The main living deck of the voidship known as the Typhoon Maiden generally resembles a lowrise city. The ceiling is some four stories from the floor, and living spaces are built just like free standing buildings within that space. This creates streets, alleys, crossroads, and courtyards, and gives the whole space an organic feeling.
Originally the roof was painted in pleasing shades of blue with some cloud and was lit from concealed lamps that simulated a normal terrestrial pattern. However, over the years the roof has become dirty with smoke from cooking fires, pock marked from gun fights and generally stained to a sepia colour through countless exhalations and no maintenance (much like the polluted atmosphere of Earth, I guess). Many of the lamps have expired and have never been replaced, leaving a variable lighting system of some electric light and predominantly local solutions such as burning torches.

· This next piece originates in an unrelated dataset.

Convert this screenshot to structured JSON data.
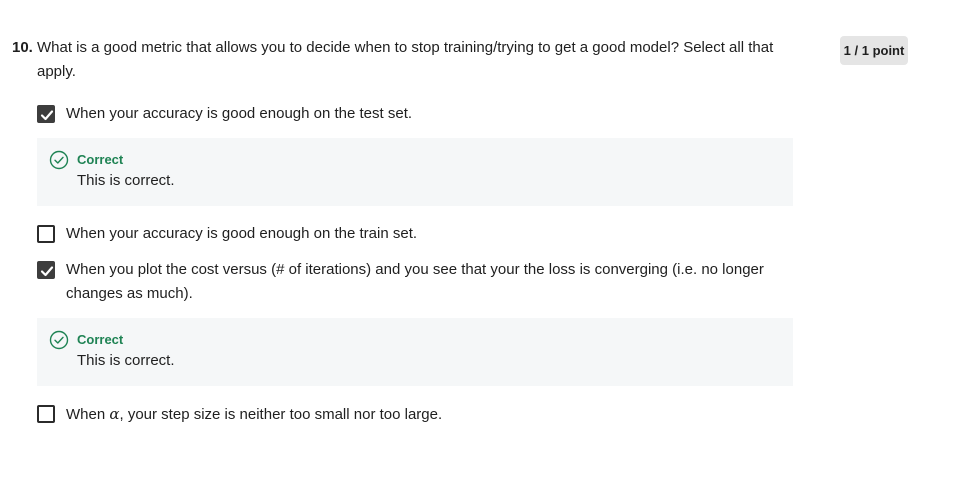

Architecturally the orginal design of the city was based on psychosocial engineering principles to make the spaces pleasant for human life. This tended to resemble medieval alleyways and gothic buildings, with walled courtyards, centralised fountain squares, and numerous nooks and crannies, balconies, stairways and ‘hidden treasures’. It is a very ‘human’ environment, consciously mimicing the structures of the distant past that grew from organic action rather than cold calculation of efficiency. This irony: planning to look unplanned, produces many side effects. At the simplest level the designer’s goals were achieved. Humans live and move in the spaces provided, discovering and creating ‘homes’ and finding privacy in a very densely occupied area. On the other hand the same town planning principles produces havens for filth, dark corners where murders can occur, and an almost endless choice of warrens where the venal can congregate. It is a place where washing lines are strung accross the lane, where excrement is thrown in the street, where bodies are found in the gutter, where wild street parties end in druken orgies and riots, where you can get a great meal from a trattoria that you have to find by personal direction because it is not signposted, and where you can slip into a basement bar and arrange a robbery.
This is the home of the majority of the 18,000 crew of the Typhoon Maiden: a space 1.5km by 500m (75 hectares or 185 acres).
One’s accomodation is a reflection of your wealth and power. The trading barons, for example, have multi-story homes that have walled gardens attached, where they can retire under a comparatively high ceiling and hold their parties or just meditate. The poor, of course, can be found in limited comfort apartments in one of the crumbling, sweating brown-stones.
I’ll try to be more specific on some of the streets, shops and houses in the future. But that will do for a general impression now.
Along the sides of the city, closest to the outer hull, runs a pair of canals. These canals collect the ‘rain’ water that is periodically sprayed over the city to clean it, and also any other waste water of products that is ejected from the houses. The water flows from nose to tail of the ship, where it is returned to the engine spaces for sterilisation and recycling back into the general use water. Gigantic pumps force the ‘clean’ water to the nose of the ship, producing a constant flow down the lateral canals. It is a popular place, therefore, for little boys to sail boats, lovers to sit beside, and for use as a dumping spot for bodies.
On the far side of the canals, over decorative bridges, access can be gained to the galleries that offer panoramic external views. These galleries make excellent private meeting spots and are popular places as the ship moves in system to view the planets. When in the Warp the galleries are generally shunned for fear that looking out might attract the attention of something that might want to look in.